Each record should be given again exactly, and any picture in it left out.

_DATA_:
%%

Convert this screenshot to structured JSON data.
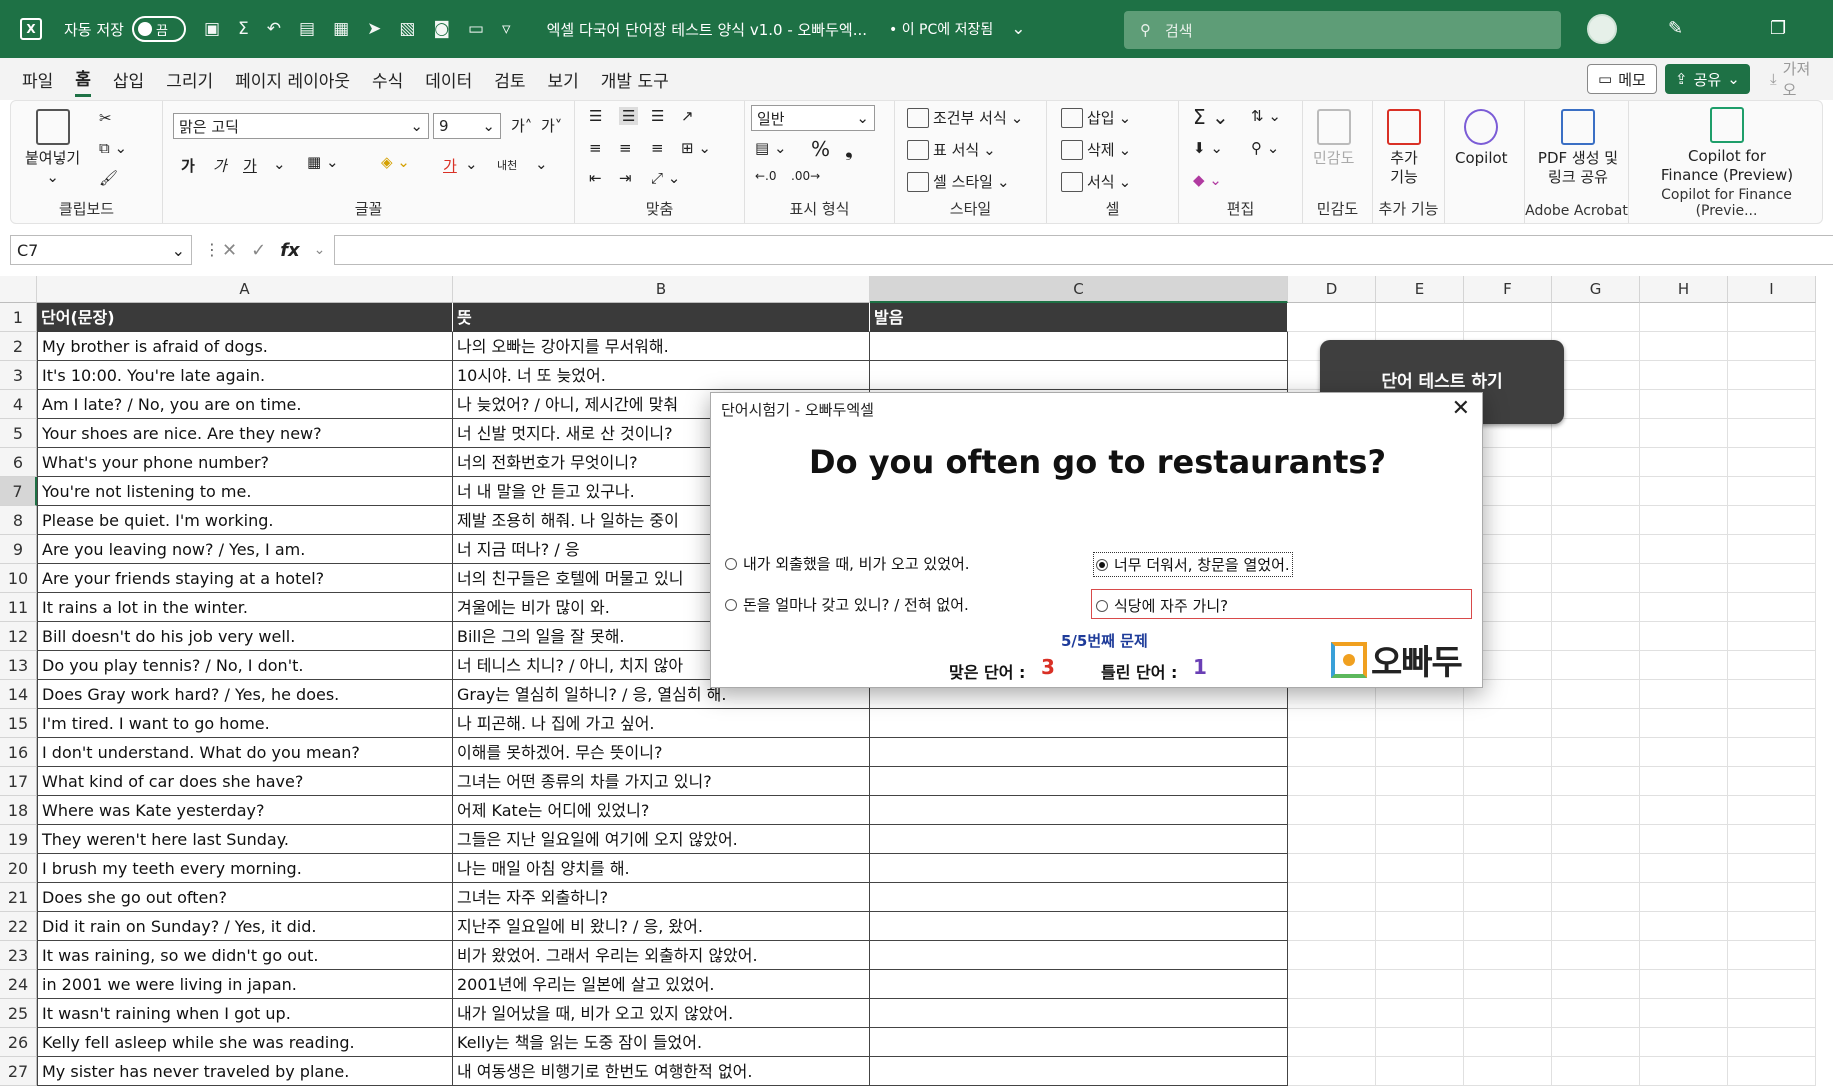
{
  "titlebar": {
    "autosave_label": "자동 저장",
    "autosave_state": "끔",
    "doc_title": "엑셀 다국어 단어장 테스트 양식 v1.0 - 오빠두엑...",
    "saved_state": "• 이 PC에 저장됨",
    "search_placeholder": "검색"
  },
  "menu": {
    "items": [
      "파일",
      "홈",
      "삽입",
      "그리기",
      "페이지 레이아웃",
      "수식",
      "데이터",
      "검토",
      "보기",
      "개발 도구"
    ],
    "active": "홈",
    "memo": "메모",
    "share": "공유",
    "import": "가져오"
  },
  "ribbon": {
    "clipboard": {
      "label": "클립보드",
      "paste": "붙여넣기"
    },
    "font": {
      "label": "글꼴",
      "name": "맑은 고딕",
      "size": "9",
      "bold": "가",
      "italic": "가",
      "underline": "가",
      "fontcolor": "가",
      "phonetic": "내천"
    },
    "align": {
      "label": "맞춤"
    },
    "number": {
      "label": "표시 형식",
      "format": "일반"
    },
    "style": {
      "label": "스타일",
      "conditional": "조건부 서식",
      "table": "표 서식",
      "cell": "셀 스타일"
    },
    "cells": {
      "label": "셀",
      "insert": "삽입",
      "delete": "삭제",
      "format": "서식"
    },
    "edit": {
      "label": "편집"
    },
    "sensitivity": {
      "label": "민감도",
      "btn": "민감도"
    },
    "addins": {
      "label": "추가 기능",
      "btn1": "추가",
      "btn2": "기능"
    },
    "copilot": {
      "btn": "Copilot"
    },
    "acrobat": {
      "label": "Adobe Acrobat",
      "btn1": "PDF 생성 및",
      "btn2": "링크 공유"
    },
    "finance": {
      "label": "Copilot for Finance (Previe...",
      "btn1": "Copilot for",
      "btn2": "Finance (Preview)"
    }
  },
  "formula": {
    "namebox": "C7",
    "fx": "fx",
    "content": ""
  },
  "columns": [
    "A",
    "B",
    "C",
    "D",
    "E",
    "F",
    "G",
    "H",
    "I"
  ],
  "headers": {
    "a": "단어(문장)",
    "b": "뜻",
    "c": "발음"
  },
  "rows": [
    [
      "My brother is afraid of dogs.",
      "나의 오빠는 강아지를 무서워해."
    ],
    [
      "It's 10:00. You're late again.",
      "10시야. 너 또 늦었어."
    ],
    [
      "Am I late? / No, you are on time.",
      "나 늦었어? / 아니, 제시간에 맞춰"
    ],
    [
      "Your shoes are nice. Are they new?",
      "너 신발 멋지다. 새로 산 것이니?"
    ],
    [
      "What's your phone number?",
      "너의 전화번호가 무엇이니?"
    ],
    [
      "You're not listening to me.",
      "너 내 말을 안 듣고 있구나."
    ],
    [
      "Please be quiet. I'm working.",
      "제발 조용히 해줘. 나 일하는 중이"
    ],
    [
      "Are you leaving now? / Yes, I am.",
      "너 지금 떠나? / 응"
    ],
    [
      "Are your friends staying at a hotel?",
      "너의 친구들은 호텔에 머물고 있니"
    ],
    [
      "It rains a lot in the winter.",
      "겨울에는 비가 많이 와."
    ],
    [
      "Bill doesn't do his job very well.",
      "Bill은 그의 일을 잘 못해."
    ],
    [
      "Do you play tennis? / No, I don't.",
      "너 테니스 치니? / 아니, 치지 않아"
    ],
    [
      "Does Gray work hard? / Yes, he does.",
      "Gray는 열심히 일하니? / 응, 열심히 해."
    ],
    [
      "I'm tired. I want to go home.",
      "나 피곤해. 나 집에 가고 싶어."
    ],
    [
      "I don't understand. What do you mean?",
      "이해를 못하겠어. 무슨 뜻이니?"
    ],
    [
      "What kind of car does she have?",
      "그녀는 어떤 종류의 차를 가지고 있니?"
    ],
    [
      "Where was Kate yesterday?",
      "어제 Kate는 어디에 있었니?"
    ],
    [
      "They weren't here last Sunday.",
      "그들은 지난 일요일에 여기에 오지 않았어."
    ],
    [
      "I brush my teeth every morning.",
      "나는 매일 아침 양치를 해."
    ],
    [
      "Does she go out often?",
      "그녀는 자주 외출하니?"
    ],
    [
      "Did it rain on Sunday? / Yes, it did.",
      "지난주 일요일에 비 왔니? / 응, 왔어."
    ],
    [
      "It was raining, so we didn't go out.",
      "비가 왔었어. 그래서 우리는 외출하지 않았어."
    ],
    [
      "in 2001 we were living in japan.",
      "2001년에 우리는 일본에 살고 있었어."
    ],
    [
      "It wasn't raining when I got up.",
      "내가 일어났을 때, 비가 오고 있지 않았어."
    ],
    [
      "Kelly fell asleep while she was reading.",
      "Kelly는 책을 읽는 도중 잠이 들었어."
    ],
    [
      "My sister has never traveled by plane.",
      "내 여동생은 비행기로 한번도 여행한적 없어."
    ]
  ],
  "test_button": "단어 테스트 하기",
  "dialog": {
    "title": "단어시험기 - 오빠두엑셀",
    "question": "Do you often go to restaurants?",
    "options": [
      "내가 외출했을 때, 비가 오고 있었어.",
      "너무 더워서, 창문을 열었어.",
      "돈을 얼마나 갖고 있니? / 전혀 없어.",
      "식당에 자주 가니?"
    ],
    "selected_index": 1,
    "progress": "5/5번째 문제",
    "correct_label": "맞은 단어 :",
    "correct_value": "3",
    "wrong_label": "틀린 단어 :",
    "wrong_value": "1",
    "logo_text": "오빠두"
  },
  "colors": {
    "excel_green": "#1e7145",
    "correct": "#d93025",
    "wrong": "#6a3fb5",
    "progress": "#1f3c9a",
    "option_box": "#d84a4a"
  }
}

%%

_EXERCISE RESULT_:
Convert this screenshot to structured JSON data.
{
  "titlebar": {
    "autosave_label": "자동 저장",
    "autosave_state": "끔",
    "doc_title": "엑셀 다국어 단어장 테스트 양식 v1.0 - 오빠두엑...",
    "saved_state": "• 이 PC에 저장됨",
    "search_placeholder": "검색"
  },
  "menu": {
    "items": [
      "파일",
      "홈",
      "삽입",
      "그리기",
      "페이지 레이아웃",
      "수식",
      "데이터",
      "검토",
      "보기",
      "개발 도구"
    ],
    "active": "홈",
    "memo": "메모",
    "share": "공유",
    "import": "가져오"
  },
  "ribbon": {
    "clipboard": {
      "label": "클립보드",
      "paste": "붙여넣기"
    },
    "font": {
      "label": "글꼴",
      "name": "맑은 고딕",
      "size": "9",
      "bold": "가",
      "italic": "가",
      "underline": "가",
      "fontcolor": "가",
      "phonetic": "내천"
    },
    "align": {
      "label": "맞춤"
    },
    "number": {
      "label": "표시 형식",
      "format": "일반"
    },
    "style": {
      "label": "스타일",
      "conditional": "조건부 서식",
      "table": "표 서식",
      "cell": "셀 스타일"
    },
    "cells": {
      "label": "셀",
      "insert": "삽입",
      "delete": "삭제",
      "format": "서식"
    },
    "edit": {
      "label": "편집"
    },
    "sensitivity": {
      "label": "민감도",
      "btn": "민감도"
    },
    "addins": {
      "label": "추가 기능",
      "btn1": "추가",
      "btn2": "기능"
    },
    "copilot": {
      "btn": "Copilot"
    },
    "acrobat": {
      "label": "Adobe Acrobat",
      "btn1": "PDF 생성 및",
      "btn2": "링크 공유"
    },
    "finance": {
      "label": "Copilot for Finance (Previe...",
      "btn1": "Copilot for",
      "btn2": "Finance (Preview)"
    }
  },
  "formula": {
    "namebox": "C7",
    "fx": "fx",
    "content": ""
  },
  "columns": [
    "A",
    "B",
    "C",
    "D",
    "E",
    "F",
    "G",
    "H",
    "I"
  ],
  "headers": {
    "a": "단어(문장)",
    "b": "뜻",
    "c": "발음"
  },
  "rows": [
    [
      "My brother is afraid of dogs.",
      "나의 오빠는 강아지를 무서워해."
    ],
    [
      "It's 10:00. You're late again.",
      "10시야. 너 또 늦었어."
    ],
    [
      "Am I late? / No, you are on time.",
      "나 늦었어? / 아니, 제시간에 맞춰"
    ],
    [
      "Your shoes are nice. Are they new?",
      "너 신발 멋지다. 새로 산 것이니?"
    ],
    [
      "What's your phone number?",
      "너의 전화번호가 무엇이니?"
    ],
    [
      "You're not listening to me.",
      "너 내 말을 안 듣고 있구나."
    ],
    [
      "Please be quiet. I'm working.",
      "제발 조용히 해줘. 나 일하는 중이"
    ],
    [
      "Are you leaving now? / Yes, I am.",
      "너 지금 떠나? / 응"
    ],
    [
      "Are your friends staying at a hotel?",
      "너의 친구들은 호텔에 머물고 있니"
    ],
    [
      "It rains a lot in the winter.",
      "겨울에는 비가 많이 와."
    ],
    [
      "Bill doesn't do his job very well.",
      "Bill은 그의 일을 잘 못해."
    ],
    [
      "Do you play tennis? / No, I don't.",
      "너 테니스 치니? / 아니, 치지 않아"
    ],
    [
      "Does Gray work hard? / Yes, he does.",
      "Gray는 열심히 일하니? / 응, 열심히 해."
    ],
    [
      "I'm tired. I want to go home.",
      "나 피곤해. 나 집에 가고 싶어."
    ],
    [
      "I don't understand. What do you mean?",
      "이해를 못하겠어. 무슨 뜻이니?"
    ],
    [
      "What kind of car does she have?",
      "그녀는 어떤 종류의 차를 가지고 있니?"
    ],
    [
      "Where was Kate yesterday?",
      "어제 Kate는 어디에 있었니?"
    ],
    [
      "They weren't here last Sunday.",
      "그들은 지난 일요일에 여기에 오지 않았어."
    ],
    [
      "I brush my teeth every morning.",
      "나는 매일 아침 양치를 해."
    ],
    [
      "Does she go out often?",
      "그녀는 자주 외출하니?"
    ],
    [
      "Did it rain on Sunday? / Yes, it did.",
      "지난주 일요일에 비 왔니? / 응, 왔어."
    ],
    [
      "It was raining, so we didn't go out.",
      "비가 왔었어. 그래서 우리는 외출하지 않았어."
    ],
    [
      "in 2001 we were living in japan.",
      "2001년에 우리는 일본에 살고 있었어."
    ],
    [
      "It wasn't raining when I got up.",
      "내가 일어났을 때, 비가 오고 있지 않았어."
    ],
    [
      "Kelly fell asleep while she was reading.",
      "Kelly는 책을 읽는 도중 잠이 들었어."
    ],
    [
      "My sister has never traveled by plane.",
      "내 여동생은 비행기로 한번도 여행한적 없어."
    ]
  ],
  "test_button": "단어 테스트 하기",
  "dialog": {
    "title": "단어시험기 - 오빠두엑셀",
    "question": "Do you often go to restaurants?",
    "options": [
      "내가 외출했을 때, 비가 오고 있었어.",
      "너무 더워서, 창문을 열었어.",
      "돈을 얼마나 갖고 있니? / 전혀 없어.",
      "식당에 자주 가니?"
    ],
    "selected_index": 1,
    "progress": "5/5번째 문제",
    "correct_label": "맞은 단어 :",
    "correct_value": "3",
    "wrong_label": "틀린 단어 :",
    "wrong_value": "1",
    "logo_text": "오빠두"
  },
  "colors": {
    "excel_green": "#1e7145",
    "correct": "#d93025",
    "wrong": "#6a3fb5",
    "progress": "#1f3c9a",
    "option_box": "#d84a4a"
  }
}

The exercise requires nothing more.